Items from a data source:
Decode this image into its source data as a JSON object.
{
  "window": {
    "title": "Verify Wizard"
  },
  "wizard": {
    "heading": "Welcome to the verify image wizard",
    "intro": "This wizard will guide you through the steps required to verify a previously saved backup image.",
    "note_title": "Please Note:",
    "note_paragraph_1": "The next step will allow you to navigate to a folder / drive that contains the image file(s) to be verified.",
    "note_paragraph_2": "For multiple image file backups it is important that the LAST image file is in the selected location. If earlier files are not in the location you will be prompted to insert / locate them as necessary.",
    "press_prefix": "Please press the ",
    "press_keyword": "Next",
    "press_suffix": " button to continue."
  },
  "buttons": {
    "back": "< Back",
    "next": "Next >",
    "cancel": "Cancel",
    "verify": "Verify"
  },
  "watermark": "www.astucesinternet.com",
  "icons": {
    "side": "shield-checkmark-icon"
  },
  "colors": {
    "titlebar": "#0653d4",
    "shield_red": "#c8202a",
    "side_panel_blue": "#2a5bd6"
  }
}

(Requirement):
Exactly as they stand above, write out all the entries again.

(Final answer):
Decode this image into its source data as a JSON object.
{
  "window": {
    "title": "Verify Wizard"
  },
  "wizard": {
    "heading": "Welcome to the verify image wizard",
    "intro": "This wizard will guide you through the steps required to verify a previously saved backup image.",
    "note_title": "Please Note:",
    "note_paragraph_1": "The next step will allow you to navigate to a folder / drive that contains the image file(s) to be verified.",
    "note_paragraph_2": "For multiple image file backups it is important that the LAST image file is in the selected location. If earlier files are not in the location you will be prompted to insert / locate them as necessary.",
    "press_prefix": "Please press the ",
    "press_keyword": "Next",
    "press_suffix": " button to continue."
  },
  "buttons": {
    "back": "< Back",
    "next": "Next >",
    "cancel": "Cancel",
    "verify": "Verify"
  },
  "watermark": "www.astucesinternet.com",
  "icons": {
    "side": "shield-checkmark-icon"
  },
  "colors": {
    "titlebar": "#0653d4",
    "shield_red": "#c8202a",
    "side_panel_blue": "#2a5bd6"
  }
}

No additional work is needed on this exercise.